__PROBLEM STATEMENT__
Among the entries below, find the lines with the word "size" and return them.

[[ DATA RECORDS open ]]

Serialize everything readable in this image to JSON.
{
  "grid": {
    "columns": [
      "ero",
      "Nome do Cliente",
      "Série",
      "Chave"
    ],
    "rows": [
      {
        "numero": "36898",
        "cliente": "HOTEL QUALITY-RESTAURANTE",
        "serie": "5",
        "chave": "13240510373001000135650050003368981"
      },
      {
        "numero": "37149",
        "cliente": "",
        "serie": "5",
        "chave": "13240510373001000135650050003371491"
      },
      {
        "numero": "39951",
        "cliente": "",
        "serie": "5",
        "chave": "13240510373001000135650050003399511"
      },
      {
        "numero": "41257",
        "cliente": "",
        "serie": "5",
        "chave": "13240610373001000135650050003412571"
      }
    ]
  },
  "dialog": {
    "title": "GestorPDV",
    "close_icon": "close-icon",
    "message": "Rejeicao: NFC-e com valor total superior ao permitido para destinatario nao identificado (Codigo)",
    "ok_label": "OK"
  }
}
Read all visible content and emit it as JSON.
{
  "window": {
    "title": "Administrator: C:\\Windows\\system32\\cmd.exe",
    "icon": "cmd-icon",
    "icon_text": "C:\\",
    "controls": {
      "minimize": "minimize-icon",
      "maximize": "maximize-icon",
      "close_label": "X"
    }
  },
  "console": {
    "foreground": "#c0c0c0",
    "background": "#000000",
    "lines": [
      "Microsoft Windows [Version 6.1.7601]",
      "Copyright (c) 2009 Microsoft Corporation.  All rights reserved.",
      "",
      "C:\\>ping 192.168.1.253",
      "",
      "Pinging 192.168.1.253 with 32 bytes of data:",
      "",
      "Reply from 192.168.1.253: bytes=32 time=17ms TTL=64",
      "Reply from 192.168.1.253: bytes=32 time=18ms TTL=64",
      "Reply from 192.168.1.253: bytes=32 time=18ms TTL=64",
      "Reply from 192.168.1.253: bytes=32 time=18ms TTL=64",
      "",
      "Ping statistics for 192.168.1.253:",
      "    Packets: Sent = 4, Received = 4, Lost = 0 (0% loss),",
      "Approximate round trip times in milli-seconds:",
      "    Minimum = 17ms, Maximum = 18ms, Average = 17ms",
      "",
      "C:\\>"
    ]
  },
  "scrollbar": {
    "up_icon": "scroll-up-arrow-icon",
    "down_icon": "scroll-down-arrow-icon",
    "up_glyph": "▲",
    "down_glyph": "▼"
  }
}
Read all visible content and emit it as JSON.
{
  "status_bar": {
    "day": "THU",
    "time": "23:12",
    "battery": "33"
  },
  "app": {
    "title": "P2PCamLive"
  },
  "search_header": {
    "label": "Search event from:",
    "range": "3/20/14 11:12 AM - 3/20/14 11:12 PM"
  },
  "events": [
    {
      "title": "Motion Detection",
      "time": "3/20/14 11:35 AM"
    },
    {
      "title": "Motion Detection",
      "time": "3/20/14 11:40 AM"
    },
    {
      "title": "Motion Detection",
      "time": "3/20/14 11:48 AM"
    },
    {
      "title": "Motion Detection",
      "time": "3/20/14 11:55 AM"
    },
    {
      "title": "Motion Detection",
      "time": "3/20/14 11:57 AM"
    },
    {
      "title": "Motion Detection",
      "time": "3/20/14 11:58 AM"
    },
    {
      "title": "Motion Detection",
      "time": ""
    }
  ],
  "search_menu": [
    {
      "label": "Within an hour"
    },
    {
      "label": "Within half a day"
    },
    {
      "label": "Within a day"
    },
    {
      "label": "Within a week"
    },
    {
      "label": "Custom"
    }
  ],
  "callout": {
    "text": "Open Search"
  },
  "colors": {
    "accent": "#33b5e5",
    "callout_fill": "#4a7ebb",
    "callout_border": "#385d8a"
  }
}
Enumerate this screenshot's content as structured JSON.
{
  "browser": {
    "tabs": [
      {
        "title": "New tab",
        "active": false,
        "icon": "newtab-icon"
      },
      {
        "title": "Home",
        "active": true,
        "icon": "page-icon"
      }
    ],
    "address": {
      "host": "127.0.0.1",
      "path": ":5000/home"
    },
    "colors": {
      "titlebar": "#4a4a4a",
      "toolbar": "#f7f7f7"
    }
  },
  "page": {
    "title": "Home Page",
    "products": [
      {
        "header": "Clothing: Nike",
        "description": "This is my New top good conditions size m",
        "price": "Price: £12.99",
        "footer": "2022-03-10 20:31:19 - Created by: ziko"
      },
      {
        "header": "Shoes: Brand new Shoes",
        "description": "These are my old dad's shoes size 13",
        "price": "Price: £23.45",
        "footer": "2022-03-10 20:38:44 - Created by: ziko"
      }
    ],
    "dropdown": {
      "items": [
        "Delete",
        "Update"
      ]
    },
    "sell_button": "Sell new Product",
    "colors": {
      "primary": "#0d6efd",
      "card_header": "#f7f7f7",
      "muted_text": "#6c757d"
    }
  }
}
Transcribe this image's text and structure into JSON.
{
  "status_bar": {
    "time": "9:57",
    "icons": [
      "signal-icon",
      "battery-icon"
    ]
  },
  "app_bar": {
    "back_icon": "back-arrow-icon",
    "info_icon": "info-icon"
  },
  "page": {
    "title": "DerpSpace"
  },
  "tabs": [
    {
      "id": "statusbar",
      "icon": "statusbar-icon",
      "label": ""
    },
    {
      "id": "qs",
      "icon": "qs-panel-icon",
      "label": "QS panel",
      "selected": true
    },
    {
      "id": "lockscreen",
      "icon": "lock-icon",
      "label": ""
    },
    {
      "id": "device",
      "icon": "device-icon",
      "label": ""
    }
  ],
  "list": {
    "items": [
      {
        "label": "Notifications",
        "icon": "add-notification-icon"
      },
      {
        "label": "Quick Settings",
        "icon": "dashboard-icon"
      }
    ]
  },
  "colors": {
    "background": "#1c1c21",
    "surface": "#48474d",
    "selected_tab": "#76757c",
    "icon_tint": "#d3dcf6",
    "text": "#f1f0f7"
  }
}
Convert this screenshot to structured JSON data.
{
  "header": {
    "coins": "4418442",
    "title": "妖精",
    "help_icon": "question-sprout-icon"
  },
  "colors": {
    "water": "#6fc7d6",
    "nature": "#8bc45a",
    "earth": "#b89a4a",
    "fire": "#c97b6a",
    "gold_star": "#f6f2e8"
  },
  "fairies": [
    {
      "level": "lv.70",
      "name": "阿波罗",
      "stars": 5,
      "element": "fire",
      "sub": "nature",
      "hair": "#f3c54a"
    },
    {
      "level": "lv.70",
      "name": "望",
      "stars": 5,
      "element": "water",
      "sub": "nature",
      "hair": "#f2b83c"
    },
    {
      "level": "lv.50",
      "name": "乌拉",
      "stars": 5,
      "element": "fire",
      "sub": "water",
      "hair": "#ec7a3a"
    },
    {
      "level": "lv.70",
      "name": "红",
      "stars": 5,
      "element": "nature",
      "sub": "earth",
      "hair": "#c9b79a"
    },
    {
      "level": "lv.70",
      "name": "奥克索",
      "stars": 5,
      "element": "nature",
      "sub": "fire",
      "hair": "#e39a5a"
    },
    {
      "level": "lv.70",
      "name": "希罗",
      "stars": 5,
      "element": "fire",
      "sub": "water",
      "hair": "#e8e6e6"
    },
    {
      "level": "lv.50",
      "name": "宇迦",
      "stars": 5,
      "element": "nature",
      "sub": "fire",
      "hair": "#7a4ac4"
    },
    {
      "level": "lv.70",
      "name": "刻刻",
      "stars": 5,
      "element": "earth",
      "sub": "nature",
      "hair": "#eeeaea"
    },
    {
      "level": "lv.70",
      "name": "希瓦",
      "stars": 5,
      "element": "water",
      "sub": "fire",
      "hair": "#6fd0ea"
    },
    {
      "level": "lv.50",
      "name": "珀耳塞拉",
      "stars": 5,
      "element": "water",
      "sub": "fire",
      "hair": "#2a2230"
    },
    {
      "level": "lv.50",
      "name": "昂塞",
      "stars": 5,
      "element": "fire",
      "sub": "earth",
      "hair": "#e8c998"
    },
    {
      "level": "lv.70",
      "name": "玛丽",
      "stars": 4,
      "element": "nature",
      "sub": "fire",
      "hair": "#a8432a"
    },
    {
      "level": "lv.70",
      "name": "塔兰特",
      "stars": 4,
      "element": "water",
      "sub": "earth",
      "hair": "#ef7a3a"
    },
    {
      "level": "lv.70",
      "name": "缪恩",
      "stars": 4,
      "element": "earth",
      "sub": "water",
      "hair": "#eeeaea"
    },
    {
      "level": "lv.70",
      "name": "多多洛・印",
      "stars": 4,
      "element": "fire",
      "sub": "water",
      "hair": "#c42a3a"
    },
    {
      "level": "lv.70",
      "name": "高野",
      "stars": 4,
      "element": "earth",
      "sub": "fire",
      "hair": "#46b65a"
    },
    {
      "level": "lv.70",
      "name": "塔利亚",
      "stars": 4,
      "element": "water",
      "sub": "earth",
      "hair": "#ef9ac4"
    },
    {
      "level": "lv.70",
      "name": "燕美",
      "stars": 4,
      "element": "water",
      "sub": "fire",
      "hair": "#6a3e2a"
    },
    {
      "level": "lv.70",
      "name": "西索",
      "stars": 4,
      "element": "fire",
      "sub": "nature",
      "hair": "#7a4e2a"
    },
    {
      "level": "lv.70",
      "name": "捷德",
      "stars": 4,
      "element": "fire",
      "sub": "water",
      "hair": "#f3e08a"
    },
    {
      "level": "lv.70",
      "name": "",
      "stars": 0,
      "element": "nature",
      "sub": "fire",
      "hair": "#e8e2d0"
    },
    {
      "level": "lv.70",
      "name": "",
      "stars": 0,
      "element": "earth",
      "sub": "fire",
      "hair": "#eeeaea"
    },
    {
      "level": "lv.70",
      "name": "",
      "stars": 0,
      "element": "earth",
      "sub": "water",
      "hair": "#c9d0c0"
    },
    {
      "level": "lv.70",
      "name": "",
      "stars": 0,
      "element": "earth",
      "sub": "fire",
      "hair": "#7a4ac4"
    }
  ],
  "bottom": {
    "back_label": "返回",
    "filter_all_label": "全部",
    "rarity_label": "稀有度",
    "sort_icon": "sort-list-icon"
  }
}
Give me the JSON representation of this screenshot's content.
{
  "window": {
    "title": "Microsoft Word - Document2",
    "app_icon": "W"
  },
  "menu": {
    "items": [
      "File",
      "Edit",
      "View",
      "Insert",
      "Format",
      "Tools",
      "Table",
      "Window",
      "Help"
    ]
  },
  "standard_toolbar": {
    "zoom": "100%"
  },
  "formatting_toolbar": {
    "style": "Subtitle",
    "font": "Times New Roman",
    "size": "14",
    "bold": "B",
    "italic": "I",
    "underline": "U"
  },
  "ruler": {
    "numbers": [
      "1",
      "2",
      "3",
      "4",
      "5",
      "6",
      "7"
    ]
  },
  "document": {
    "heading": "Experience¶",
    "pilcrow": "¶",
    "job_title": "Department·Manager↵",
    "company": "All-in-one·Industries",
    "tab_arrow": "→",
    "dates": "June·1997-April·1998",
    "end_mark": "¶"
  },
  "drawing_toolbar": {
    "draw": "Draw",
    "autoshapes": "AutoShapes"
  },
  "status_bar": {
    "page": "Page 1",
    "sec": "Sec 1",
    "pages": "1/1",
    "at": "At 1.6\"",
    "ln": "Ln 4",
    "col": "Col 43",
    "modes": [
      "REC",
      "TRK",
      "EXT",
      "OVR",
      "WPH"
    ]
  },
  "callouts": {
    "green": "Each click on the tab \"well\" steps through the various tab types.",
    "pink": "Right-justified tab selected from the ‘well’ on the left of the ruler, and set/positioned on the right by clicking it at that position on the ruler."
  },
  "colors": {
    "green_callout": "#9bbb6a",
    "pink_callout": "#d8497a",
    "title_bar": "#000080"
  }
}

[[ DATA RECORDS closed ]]

__YOUR SOLUTION__
        "description": "This is my New top good conditions size m",
        "description": "These are my old dad's shoes size 13",
    "size": "14",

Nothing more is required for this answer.